_DATA FOR THE TASK_

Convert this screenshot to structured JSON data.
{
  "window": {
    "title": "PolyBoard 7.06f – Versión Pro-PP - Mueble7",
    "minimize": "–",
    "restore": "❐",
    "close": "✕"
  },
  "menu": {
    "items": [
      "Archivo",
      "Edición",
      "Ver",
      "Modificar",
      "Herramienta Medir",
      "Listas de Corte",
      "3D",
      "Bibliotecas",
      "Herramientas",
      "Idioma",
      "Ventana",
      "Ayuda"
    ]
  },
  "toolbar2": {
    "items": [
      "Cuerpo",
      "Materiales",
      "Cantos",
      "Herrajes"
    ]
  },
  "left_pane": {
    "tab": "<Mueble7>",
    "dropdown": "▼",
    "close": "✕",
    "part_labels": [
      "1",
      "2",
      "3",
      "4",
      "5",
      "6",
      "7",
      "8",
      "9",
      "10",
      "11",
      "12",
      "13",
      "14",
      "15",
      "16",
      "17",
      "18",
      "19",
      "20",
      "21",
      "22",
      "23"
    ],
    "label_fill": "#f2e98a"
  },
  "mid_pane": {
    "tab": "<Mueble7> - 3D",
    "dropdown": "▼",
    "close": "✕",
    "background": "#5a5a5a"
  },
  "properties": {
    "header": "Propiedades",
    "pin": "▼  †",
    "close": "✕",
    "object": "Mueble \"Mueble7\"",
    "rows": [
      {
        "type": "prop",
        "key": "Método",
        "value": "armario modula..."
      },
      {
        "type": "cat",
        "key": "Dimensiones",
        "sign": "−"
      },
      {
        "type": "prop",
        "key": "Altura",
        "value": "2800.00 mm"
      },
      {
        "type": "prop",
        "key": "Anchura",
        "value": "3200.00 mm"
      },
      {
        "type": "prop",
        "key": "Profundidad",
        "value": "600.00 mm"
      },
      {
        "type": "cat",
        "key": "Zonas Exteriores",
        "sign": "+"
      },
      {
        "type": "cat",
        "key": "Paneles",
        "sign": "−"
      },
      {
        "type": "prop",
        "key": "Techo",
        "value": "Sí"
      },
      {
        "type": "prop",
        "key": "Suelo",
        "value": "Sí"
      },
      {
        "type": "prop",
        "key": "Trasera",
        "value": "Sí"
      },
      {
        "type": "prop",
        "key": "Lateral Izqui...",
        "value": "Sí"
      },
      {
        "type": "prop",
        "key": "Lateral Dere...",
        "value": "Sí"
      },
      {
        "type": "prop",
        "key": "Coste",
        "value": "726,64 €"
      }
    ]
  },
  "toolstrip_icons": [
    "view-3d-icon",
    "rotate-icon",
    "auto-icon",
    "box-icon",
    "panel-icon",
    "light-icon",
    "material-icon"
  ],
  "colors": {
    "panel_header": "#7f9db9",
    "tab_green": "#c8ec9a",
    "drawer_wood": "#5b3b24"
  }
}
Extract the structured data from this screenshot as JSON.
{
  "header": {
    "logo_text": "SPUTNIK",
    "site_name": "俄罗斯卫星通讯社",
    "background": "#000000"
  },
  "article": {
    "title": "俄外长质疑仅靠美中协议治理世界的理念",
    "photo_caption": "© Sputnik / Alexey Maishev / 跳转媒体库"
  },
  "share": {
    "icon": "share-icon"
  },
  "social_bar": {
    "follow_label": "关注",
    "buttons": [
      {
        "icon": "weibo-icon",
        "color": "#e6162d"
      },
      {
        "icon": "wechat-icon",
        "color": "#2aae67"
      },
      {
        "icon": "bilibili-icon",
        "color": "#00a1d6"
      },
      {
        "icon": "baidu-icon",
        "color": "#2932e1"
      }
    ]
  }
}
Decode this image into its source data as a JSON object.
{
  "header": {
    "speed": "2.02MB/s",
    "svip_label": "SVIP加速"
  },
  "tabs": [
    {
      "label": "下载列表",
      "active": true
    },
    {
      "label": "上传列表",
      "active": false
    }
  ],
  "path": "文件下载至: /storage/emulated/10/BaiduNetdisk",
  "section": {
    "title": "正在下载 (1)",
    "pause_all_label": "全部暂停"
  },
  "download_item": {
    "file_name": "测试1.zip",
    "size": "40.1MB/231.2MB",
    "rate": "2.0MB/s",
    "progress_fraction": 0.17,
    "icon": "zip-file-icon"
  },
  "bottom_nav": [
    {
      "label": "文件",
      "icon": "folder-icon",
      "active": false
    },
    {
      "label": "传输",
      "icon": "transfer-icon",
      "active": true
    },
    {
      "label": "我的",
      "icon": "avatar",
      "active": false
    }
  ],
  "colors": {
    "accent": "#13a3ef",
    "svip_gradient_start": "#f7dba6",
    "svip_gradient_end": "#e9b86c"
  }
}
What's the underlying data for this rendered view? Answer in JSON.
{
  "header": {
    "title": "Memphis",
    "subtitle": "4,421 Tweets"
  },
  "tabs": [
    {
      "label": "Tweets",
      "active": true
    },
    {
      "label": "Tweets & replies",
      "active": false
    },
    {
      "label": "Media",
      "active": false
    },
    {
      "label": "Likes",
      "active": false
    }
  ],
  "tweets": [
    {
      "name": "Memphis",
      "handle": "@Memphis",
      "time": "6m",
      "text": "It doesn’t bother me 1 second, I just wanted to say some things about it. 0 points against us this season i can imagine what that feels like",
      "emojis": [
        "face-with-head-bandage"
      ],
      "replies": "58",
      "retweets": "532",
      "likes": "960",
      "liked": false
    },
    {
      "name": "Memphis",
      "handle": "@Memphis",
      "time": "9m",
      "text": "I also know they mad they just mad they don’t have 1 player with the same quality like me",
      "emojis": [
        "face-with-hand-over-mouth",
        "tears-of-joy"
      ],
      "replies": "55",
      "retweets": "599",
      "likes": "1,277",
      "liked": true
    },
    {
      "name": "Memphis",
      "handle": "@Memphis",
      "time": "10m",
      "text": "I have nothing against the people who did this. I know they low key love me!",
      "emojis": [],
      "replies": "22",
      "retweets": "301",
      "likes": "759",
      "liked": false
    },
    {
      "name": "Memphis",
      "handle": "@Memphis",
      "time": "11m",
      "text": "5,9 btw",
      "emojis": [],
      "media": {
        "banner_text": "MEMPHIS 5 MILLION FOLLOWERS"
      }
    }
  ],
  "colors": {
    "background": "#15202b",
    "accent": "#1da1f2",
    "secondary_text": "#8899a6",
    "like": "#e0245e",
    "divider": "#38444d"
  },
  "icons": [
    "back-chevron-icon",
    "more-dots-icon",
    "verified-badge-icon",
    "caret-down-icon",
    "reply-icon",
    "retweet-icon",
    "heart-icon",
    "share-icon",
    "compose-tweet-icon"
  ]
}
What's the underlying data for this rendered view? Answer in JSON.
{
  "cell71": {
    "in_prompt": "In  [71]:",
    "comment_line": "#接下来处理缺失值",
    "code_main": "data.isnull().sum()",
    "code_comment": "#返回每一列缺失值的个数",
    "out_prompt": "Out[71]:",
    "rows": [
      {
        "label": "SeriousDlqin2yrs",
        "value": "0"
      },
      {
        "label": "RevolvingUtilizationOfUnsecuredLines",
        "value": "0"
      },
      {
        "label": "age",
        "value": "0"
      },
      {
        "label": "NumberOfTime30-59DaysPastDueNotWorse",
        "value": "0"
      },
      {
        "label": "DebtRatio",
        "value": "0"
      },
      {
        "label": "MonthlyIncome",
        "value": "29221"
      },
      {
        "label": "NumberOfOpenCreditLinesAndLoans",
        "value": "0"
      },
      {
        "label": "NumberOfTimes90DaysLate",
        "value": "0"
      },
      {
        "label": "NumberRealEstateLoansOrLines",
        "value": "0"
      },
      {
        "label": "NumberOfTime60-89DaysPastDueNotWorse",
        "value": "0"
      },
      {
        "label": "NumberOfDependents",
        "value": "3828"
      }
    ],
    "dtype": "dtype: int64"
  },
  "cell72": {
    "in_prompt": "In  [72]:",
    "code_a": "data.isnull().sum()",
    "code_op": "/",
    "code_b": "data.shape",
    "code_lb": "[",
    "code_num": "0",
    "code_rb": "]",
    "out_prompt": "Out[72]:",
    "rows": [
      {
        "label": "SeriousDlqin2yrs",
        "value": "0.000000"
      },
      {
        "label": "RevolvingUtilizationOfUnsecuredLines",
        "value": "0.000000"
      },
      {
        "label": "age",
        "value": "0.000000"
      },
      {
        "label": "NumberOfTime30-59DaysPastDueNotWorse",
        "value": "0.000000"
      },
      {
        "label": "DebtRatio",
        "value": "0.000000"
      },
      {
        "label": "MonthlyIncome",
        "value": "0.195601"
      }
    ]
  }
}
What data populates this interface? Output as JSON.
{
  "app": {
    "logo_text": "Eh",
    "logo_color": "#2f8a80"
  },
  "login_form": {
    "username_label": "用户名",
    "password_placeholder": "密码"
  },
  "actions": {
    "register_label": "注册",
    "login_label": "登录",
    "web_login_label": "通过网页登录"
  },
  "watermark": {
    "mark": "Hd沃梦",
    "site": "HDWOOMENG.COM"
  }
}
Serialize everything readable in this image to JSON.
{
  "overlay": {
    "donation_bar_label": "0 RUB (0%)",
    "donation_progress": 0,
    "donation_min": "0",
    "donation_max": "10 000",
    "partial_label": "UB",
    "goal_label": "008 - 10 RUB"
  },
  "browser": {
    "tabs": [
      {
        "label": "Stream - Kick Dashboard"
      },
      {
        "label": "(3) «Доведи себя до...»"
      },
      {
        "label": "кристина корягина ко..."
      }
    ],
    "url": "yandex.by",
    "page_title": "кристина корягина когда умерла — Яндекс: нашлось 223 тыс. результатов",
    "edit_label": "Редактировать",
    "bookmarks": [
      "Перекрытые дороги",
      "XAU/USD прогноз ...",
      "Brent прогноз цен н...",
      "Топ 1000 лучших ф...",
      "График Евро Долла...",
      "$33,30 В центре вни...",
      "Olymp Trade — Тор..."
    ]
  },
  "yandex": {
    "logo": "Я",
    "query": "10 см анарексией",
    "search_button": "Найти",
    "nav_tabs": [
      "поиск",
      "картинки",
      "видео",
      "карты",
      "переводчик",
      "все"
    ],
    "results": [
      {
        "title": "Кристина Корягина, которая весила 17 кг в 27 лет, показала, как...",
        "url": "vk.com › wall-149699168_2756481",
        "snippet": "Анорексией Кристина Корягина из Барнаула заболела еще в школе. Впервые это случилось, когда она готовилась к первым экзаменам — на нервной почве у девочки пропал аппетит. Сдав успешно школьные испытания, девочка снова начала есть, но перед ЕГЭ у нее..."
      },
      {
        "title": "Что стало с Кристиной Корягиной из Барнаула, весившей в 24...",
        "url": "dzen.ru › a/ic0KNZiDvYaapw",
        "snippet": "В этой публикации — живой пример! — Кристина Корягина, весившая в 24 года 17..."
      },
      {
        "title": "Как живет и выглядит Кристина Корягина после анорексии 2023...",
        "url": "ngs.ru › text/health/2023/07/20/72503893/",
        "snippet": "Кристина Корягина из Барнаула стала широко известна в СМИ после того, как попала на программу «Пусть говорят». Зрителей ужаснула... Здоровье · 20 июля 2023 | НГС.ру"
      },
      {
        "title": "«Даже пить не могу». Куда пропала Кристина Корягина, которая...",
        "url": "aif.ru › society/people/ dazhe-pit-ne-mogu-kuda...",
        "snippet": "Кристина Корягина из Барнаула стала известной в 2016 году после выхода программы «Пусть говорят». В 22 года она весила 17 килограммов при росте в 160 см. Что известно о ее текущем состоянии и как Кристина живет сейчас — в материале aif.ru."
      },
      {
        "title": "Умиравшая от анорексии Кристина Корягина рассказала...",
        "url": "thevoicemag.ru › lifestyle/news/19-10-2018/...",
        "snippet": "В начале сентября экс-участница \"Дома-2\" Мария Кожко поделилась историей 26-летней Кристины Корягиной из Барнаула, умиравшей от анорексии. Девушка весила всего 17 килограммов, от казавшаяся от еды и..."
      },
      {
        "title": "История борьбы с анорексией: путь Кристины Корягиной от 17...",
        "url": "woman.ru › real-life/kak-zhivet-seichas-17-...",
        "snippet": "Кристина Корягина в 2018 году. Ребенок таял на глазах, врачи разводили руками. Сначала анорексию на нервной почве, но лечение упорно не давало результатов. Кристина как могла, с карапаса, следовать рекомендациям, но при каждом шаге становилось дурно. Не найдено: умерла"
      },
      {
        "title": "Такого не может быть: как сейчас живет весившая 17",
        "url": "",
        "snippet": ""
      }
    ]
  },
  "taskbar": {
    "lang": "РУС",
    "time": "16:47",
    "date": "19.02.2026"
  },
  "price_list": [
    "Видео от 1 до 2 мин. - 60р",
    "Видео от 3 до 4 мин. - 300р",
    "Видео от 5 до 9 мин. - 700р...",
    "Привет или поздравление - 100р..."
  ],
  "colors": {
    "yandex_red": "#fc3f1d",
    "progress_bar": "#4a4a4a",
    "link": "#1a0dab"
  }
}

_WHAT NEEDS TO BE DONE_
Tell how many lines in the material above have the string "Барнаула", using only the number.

_WRITTEN SOLUTION_
5